TASK INPUTS Start Marker
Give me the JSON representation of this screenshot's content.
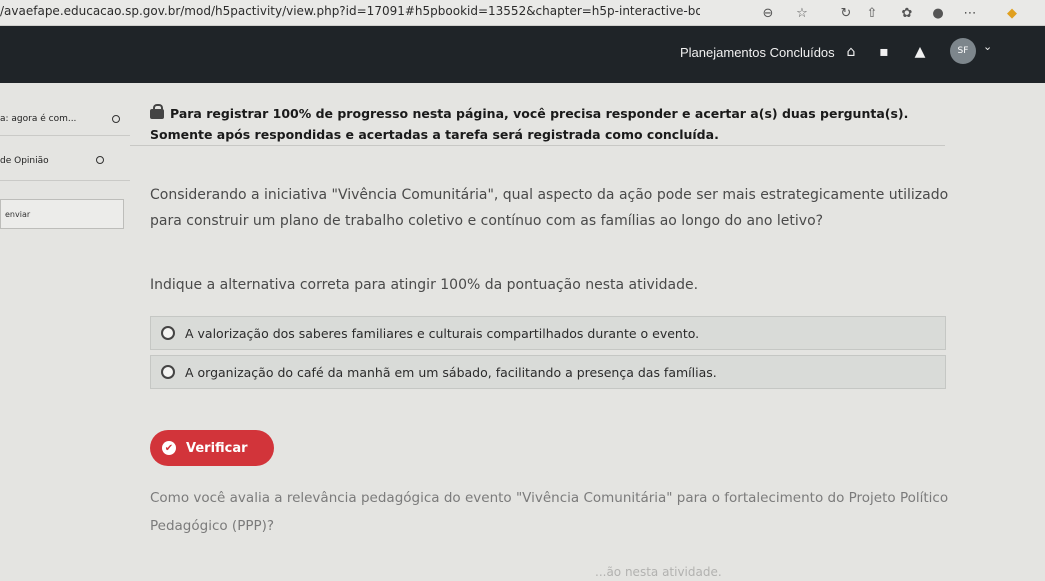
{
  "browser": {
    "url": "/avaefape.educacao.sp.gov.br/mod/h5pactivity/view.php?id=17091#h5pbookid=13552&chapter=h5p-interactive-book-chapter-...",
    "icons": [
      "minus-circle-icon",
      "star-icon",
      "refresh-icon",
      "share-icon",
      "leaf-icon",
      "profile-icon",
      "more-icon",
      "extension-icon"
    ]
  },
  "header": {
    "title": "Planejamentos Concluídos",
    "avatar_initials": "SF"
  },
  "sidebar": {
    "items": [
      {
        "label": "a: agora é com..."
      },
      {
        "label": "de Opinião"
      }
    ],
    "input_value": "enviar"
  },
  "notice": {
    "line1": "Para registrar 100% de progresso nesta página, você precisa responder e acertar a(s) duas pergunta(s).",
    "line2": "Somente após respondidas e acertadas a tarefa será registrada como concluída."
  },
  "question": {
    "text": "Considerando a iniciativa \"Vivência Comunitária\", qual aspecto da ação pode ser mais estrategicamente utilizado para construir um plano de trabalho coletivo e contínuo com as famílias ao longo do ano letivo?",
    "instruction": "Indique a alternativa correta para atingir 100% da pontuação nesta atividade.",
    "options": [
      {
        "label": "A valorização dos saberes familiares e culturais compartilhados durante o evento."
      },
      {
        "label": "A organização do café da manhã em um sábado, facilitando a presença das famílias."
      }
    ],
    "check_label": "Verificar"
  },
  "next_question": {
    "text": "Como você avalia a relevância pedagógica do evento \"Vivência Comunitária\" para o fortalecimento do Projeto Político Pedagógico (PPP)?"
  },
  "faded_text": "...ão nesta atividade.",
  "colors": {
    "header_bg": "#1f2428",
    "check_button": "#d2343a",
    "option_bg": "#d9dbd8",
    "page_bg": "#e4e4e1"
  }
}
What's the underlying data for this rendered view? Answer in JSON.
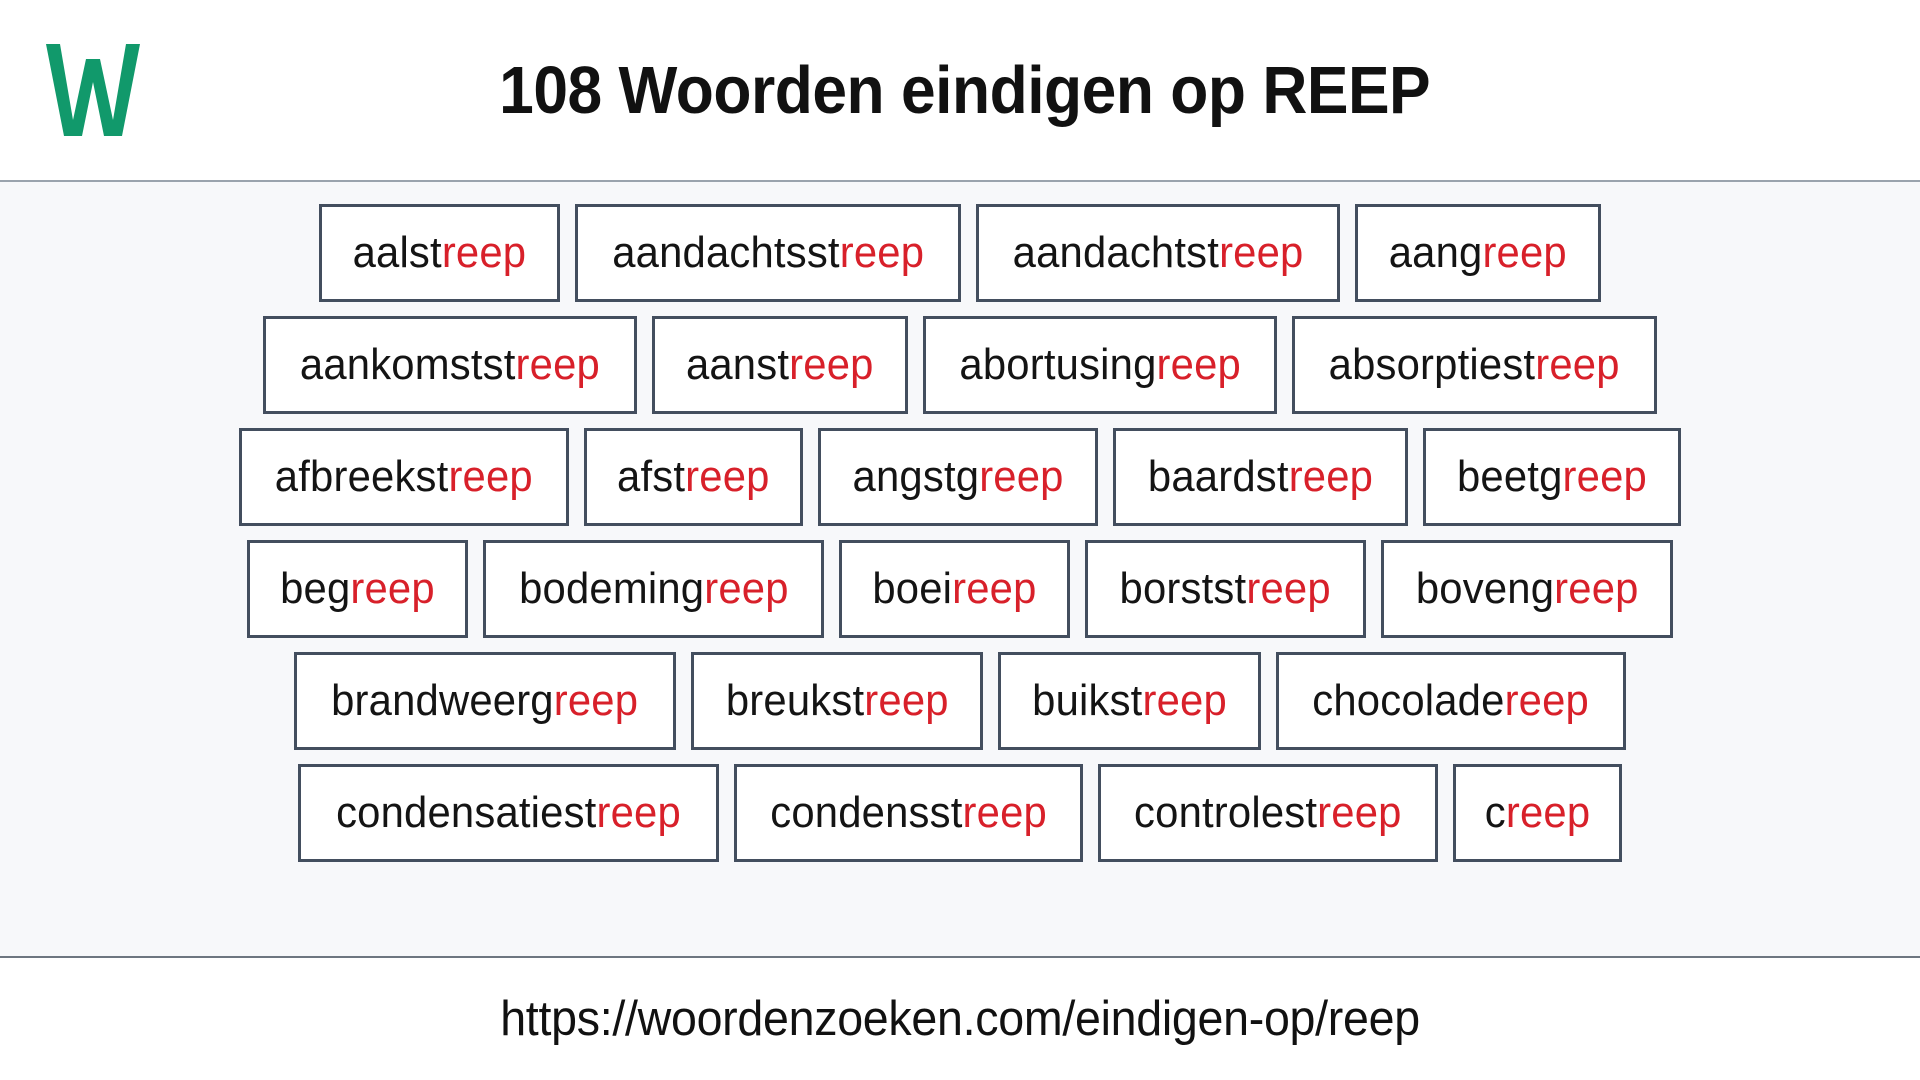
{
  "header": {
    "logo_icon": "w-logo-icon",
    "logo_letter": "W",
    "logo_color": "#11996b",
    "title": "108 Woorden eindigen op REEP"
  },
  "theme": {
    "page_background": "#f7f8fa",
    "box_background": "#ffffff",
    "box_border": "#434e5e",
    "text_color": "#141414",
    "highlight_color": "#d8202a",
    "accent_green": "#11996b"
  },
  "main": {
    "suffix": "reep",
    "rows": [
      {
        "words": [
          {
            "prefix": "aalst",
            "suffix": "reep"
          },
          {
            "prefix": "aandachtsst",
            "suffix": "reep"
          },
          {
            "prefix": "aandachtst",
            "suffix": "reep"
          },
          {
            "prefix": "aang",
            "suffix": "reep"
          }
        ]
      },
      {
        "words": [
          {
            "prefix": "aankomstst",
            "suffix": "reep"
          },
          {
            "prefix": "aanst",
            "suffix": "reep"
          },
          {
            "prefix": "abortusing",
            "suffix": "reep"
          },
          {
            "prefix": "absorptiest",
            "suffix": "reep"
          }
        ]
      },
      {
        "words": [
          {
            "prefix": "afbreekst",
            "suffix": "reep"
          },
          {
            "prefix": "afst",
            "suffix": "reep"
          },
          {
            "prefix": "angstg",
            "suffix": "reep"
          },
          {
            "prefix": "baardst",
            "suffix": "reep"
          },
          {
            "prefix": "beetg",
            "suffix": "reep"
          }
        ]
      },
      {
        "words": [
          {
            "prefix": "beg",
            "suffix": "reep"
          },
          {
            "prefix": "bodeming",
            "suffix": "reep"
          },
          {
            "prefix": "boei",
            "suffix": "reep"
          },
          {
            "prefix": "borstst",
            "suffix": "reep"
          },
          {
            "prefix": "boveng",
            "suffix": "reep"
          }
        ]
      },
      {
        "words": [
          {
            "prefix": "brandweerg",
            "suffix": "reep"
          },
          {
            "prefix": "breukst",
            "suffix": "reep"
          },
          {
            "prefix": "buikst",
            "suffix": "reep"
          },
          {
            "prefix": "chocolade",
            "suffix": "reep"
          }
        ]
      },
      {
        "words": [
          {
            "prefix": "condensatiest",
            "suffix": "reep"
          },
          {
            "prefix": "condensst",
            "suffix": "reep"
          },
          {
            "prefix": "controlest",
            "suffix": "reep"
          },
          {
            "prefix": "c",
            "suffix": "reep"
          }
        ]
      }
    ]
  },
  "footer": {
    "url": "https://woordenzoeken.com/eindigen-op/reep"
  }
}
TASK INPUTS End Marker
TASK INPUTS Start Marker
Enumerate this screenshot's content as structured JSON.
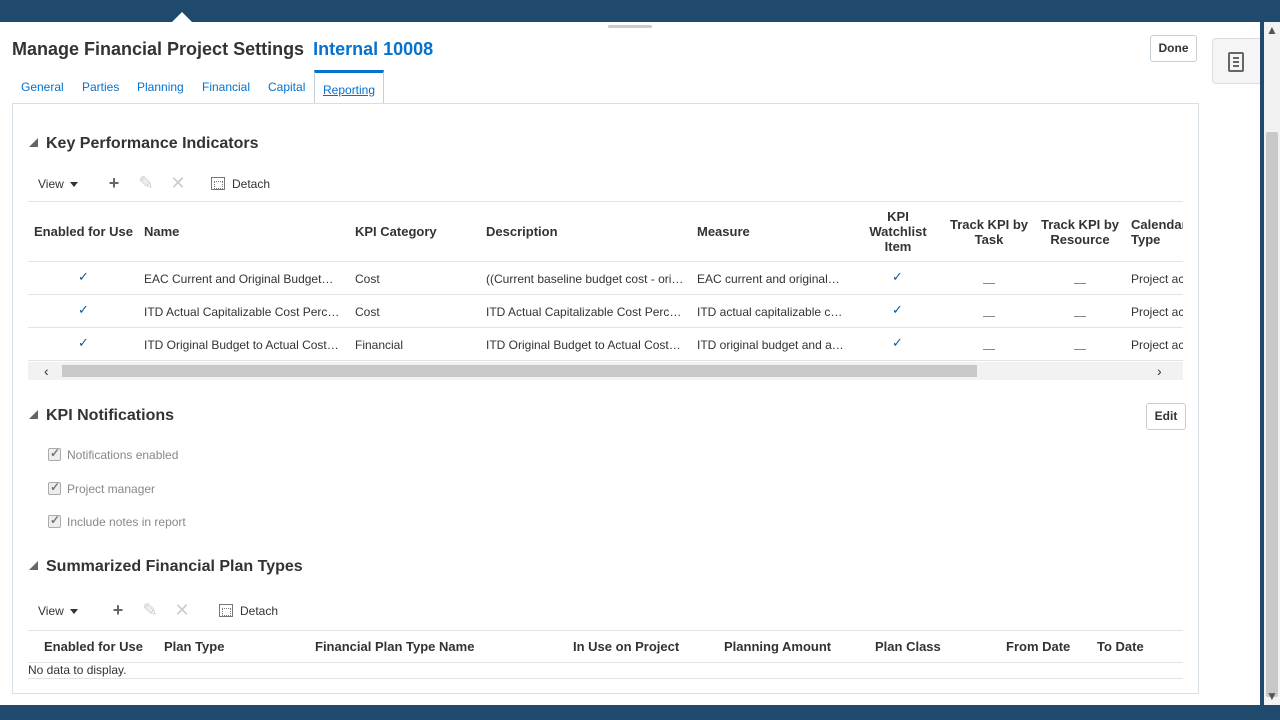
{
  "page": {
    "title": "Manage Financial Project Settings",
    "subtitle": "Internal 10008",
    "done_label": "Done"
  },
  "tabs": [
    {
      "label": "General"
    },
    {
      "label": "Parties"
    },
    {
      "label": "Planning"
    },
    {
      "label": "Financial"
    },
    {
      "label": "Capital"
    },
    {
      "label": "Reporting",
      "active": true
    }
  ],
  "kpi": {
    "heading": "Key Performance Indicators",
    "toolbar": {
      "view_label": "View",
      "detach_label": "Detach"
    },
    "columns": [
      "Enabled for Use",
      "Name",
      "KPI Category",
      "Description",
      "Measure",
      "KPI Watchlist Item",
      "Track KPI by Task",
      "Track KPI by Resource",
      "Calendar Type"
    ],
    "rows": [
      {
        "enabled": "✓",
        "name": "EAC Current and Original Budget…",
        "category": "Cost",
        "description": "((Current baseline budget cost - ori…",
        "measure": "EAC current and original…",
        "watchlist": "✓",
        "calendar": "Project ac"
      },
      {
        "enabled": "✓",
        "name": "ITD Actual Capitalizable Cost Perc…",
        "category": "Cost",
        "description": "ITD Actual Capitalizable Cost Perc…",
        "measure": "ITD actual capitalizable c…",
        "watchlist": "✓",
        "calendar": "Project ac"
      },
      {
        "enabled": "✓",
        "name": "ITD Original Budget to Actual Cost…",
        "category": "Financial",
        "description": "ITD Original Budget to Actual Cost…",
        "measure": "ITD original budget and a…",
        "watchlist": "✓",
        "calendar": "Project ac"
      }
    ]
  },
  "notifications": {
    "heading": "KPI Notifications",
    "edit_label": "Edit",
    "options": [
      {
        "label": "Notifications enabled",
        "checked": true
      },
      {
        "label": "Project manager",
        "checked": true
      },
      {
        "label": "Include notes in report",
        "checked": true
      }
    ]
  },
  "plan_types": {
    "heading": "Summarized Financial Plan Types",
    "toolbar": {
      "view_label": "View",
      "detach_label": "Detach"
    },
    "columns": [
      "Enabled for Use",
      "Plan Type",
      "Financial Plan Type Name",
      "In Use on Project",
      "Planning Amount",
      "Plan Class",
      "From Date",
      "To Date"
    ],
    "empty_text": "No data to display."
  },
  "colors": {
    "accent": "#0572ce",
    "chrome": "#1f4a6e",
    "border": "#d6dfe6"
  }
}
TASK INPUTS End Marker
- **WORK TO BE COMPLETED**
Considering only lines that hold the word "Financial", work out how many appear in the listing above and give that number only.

- **RESPONSE BOX**
5